Caroline Anderson regularly visits Taynish National Nature Reserve with her camera. The recent addition of a pollinator trail on the reserve has added a little more interest, and in this, the second of her regular updates, she takes a stroll and reports back on what caught her eye.
Up early and off to Taynish to walk the Pollinator Trail. Another stunningly beautiful day – does it ever rain at Taynish? 😊 The early morning air was a bit nippy, so I was hopeful of catching the insects before they warmed up their wings and were too flighty. As if on cue, at the first new bench along the track, there was a Large Red Damselfly basking in the sun.
It’s always a good sign when you see insects so close to the beginning of the trail, it means they will be plentiful at the lochan and in the woods. Along the boardwalk, and with a little bit of bog jumping, I noticed the Blue-tailed Damselflies are back now too. They are quite entertaining wee things – avoiding the camera wherever possible. Bit of a hiding fail for this one though!

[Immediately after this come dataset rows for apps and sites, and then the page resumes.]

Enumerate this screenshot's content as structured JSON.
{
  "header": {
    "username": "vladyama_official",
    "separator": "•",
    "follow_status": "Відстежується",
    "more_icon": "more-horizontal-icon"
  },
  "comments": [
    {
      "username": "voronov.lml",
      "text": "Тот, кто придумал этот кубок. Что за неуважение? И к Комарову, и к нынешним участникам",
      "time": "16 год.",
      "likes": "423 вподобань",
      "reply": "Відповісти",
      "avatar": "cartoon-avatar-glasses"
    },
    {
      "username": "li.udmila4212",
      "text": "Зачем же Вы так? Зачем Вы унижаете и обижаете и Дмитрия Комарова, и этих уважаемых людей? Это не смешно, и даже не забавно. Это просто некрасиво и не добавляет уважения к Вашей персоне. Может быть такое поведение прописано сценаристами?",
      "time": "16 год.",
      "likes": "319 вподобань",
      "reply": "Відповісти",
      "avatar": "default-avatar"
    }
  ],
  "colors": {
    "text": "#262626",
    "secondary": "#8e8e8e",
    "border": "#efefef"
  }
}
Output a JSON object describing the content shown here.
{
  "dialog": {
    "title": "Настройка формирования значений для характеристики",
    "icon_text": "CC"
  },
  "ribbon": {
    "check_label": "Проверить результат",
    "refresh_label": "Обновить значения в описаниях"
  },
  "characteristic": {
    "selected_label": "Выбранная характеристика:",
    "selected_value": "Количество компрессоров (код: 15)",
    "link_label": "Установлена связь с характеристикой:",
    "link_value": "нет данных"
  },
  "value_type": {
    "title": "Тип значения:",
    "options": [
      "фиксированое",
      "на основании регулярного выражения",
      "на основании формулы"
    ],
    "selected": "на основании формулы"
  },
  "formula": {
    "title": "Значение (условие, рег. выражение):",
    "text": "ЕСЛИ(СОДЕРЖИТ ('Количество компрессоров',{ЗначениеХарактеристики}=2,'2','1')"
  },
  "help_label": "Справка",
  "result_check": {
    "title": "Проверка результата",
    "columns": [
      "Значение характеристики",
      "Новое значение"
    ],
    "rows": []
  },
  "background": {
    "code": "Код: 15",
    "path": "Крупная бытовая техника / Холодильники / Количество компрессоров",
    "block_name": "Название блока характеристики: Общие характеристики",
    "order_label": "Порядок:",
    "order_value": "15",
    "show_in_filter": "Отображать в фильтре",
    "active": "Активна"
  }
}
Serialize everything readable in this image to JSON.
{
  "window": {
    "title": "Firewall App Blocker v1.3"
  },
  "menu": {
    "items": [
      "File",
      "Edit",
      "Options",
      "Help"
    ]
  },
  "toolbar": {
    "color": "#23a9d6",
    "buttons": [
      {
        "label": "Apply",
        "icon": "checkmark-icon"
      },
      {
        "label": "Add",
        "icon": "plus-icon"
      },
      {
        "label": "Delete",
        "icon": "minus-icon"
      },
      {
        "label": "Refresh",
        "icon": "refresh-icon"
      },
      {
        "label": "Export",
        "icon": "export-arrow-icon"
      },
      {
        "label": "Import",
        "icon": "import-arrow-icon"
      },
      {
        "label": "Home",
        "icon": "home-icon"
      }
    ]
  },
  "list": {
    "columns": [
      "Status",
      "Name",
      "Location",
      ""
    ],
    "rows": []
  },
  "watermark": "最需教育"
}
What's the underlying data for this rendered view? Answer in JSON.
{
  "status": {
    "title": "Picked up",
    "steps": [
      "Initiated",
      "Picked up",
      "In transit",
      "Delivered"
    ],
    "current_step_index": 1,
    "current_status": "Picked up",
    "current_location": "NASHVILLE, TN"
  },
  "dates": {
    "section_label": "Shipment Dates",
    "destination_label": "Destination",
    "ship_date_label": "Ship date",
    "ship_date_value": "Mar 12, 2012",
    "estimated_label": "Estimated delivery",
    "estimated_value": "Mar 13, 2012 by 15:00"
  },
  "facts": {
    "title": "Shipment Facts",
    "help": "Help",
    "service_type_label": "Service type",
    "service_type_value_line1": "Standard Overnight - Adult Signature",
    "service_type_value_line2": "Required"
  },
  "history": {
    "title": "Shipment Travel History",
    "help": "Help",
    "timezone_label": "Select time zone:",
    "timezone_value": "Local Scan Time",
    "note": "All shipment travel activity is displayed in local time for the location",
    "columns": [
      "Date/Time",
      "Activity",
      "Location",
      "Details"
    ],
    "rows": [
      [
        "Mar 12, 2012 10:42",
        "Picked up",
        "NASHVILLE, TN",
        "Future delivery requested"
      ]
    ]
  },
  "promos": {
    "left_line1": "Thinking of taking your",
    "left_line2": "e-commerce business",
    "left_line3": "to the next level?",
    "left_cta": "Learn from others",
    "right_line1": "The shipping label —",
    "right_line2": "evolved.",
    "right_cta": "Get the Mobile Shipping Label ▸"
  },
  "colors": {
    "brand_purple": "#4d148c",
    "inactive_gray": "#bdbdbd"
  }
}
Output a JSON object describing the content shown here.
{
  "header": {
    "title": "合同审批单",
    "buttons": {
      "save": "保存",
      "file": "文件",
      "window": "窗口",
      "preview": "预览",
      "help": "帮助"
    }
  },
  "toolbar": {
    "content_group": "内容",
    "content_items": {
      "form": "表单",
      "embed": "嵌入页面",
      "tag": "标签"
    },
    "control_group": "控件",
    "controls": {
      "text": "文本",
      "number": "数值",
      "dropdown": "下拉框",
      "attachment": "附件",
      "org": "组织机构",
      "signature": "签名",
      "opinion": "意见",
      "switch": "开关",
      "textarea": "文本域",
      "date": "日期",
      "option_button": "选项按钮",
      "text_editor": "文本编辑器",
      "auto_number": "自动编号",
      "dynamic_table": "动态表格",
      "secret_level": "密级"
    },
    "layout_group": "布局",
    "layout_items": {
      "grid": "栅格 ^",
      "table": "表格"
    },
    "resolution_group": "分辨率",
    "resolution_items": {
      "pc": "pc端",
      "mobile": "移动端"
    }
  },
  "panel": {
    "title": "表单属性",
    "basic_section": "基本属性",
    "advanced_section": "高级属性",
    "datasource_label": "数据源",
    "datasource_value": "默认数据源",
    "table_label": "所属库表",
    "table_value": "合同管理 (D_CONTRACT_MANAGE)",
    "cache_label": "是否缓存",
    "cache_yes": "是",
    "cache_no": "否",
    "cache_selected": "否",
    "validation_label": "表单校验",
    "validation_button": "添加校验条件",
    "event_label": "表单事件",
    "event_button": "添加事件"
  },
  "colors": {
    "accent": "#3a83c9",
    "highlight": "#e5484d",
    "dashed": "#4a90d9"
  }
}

Also hidden in amongst the heather by the boardwalk was what looked like a wasp’s nest. Funnily enough I didn’t investigate that one too closely.
As I continued along the path I spotted a Drinker Moth caterpillar hiding in one of the tussocks. They are believed to drink dew hence the name Drinker. The moths are very beautiful and can range from buff colour to reddish-brown – one to look out for in July and August.
Next stop the picnic tables, usually a good area for butterflies and damselflies and perhaps the source of the wasp’s nest up at the boardwalk. This one was happily stripping the fibre from Gordon’s shed!
In the wood alongside the burn, the butterflies were stirring, Orange Tips and Speckled Wood flying amongst the trees and bracken and warming their wings in the early sun.
Down on the shore this little bee was enjoying the Red Campion. There is certainly no shortage of floral opportunity around just now – which is great news for so many insects.
On the way back to the car park, I took a wee detour up through the wood beside the sluice to the Mining Bee site, just to check if there was any activity at the upturned tree root. No Mining Bees to be seen just yet, but to my surprise and delight, I saw the first Four-spotted Chasers of the year and an abundance of Large Red Damselflies.
Insects are absolutely fascinating, from the tiniest fly to the largest dragonfly. Water Boatmen can walk on water, Monarch butterflies can fly thousands of miles, dragonflies have been on earth for millions of years, and bee’s wings beat at 190 times a second! Incredible!
Find out more about Taynish National Nature Reserve